A California judge declared the state’s strong teacher-tenure laws unconstitutional in a rebuke that promises to spur similar challenges around the country.
The student plaintiffs in the lawsuit against the state and two teachers unions successfully argued that statutes protecting teacher tenure, dismissal procedures and “last-in, first-out” layoff policies serve more often to keep ineffective instructors in the schools—hurting students’ chances to succeed.
In Tuesday’s decision in Vergara v. California, Los Angeles County Superior Court Judge Rolf M. Treu cited the Supreme Court’s 1954 Brown v. Board of Education “separate but equal” ruling, writing that the laws in this case “impose a real and appreciable impact on the students’ fundamental right to equality of education.”
Let’s stipulate that getting rid of teacher tenure is a good thing for students, especially poor and minority kids who are most dependent on getting a quality education from the public schools. School reform advocate and former Florida governor Jeb Bush released a statement emphasizing the commitment to quality education for all students and quoting the court’s finding that there is “no dispute that there are a significant number of grossly ineffective teachers currently active in California classrooms” and that “both students and teachers are unfairly, unnecessarily, and for no legally cognizable reason (let alone a compelling one), disadvantaged” by tenure rules.

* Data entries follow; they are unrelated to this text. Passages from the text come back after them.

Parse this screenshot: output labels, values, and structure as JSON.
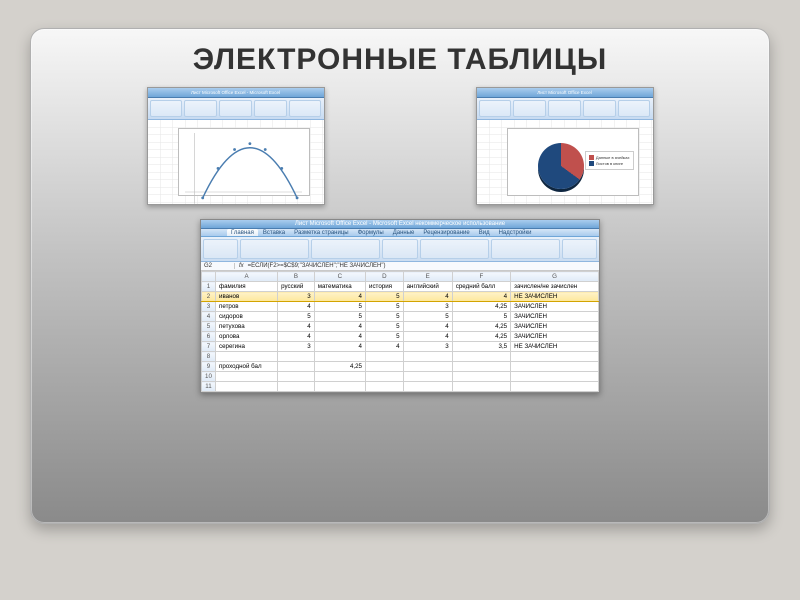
{
  "title": "ЭЛЕКТРОННЫЕ ТАБЛИЦЫ",
  "thumb_left": {
    "titlebar": "Лист Microsoft Office Excel - Microsoft Excel"
  },
  "thumb_right": {
    "titlebar": "Лист Microsoft Office Excel",
    "legend1": "Данные в ячейках",
    "legend2": "Листов в книге"
  },
  "chart_data": [
    {
      "type": "line",
      "title": "",
      "x": [
        -5,
        -4,
        -3,
        -2,
        -1,
        0,
        1,
        2,
        3,
        4,
        5
      ],
      "values": [
        -25,
        -16,
        -9,
        -4,
        -1,
        0,
        -1,
        -4,
        -9,
        -16,
        -25
      ],
      "xlabel": "",
      "ylabel": "",
      "note": "downward parabola y = -x^2 (approximate)"
    },
    {
      "type": "pie",
      "series": [
        {
          "name": "Данные в ячейках",
          "value": 35
        },
        {
          "name": "Листов в книге",
          "value": 65
        }
      ]
    }
  ],
  "big": {
    "titlebar": "Лист Microsoft Office Excel - Microsoft Excel некоммерческое использование",
    "tabs": [
      "Главная",
      "Вставка",
      "Разметка страницы",
      "Формулы",
      "Данные",
      "Рецензирование",
      "Вид",
      "Надстройки"
    ],
    "active_tab": 0,
    "font_name": "Calibri",
    "font_size": "16",
    "cellref": "G2",
    "formula": "=ЕСЛИ(F2>=$C$9;\"ЗАЧИСЛЕН\";\"НЕ ЗАЧИСЛЕН\")",
    "cols": [
      "A",
      "B",
      "C",
      "D",
      "E",
      "F",
      "G"
    ],
    "headers": [
      "фамилия",
      "русский",
      "математика",
      "история",
      "английский",
      "средний балл",
      "зачислен/не зачислен"
    ],
    "selected_row_index": 0,
    "rows": [
      {
        "n": "2",
        "A": "иванов",
        "B": "3",
        "C": "4",
        "D": "5",
        "E": "4",
        "F": "4",
        "G": "НЕ ЗАЧИСЛЕН"
      },
      {
        "n": "3",
        "A": "петров",
        "B": "4",
        "C": "5",
        "D": "5",
        "E": "3",
        "F": "4,25",
        "G": "ЗАЧИСЛЕН"
      },
      {
        "n": "4",
        "A": "сидоров",
        "B": "5",
        "C": "5",
        "D": "5",
        "E": "5",
        "F": "5",
        "G": "ЗАЧИСЛЕН"
      },
      {
        "n": "5",
        "A": "петухова",
        "B": "4",
        "C": "4",
        "D": "5",
        "E": "4",
        "F": "4,25",
        "G": "ЗАЧИСЛЕН"
      },
      {
        "n": "6",
        "A": "орлова",
        "B": "4",
        "C": "4",
        "D": "5",
        "E": "4",
        "F": "4,25",
        "G": "ЗАЧИСЛЕН"
      },
      {
        "n": "7",
        "A": "серегина",
        "B": "3",
        "C": "4",
        "D": "4",
        "E": "3",
        "F": "3,5",
        "G": "НЕ ЗАЧИСЛЕН"
      }
    ],
    "footer": {
      "n": "9",
      "A": "проходной бал",
      "C": "4,25"
    }
  }
}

It is hard not to take delight in the outcome, but is this good judging and appropriate legal reasoning? John Yoo of the University of California-Berkeley Law School tells me via e-mail:
Vergara v. California is a great result achieved in the worst way. California public schools have done a terrible job providing education to the poorest minority students in the inner cities; it is imperative that innovation be introduced into the system. California’s antiquated rules about teacher tenure and seniority have stood in the way of meaningful reform. Everyone concerned about shaking up the educational bureaucracy to return focus on teaching students — rather than protecting teachers rights — should support the judge’s good intentions.
But whether teachers should have tenure, how they are fired, and what their employee rights are, should be a decision for the elected representatives of the people of California, not for judges. The theory of this decision is that these policies violate the constitutional rights of students because they produce an inferior education, the courts could decide to take over the California public school system and make every decision from employees to funding to buildings to curriculum. They could arguably decide how much of the California state budget should go to education rather than police, fire, or roads. These are essential decisions for a democracy to make.
There are nevertheless some mitigating factors. Yoo observes that “judges in California are elected, and so the people could remove this judge if they disagree, though that would take years and would not reverse the decision.” He also points out that prior California decisions “crossed this Rubicon years ago. . . . [when] the California Supreme Court used this logic to find that funding of schools had to be equal throughout the state and essentially eliminated local tax support for local schools.” If there is judicial overreach here, it happened some time ago.
Nevertheless, conservatives should not be shy about pointing to the court’s findings of fact and conclusions that the teachers’ unions are protecting rotten teachers at the expense of the most vulnerable kids. Endemic teacher incompetence is a disgrace, a result of mostly Democratic politicians’ dependence on Big Labor money. On the state level, school reformers should continue to push to rid the system of anti-educational tenure laws and to provide school choice for kids to escape cruddy schools. On the federal level, the most effective use of taxpayer dollars would be to convert the Education Department into a dispenser of vouchers for under-served students and to act as a clearinghouse for education research and innovation. We know what bad teachers look like, but cultivating good ones and using their best practices to expand good teaching techniques are worthy endeavors.
So as a believer in judicial restraint, I have to rap the judge’s knuckles. But his decision, even if overturned on appeal, should be a wake-up call for schools, politicians and parents.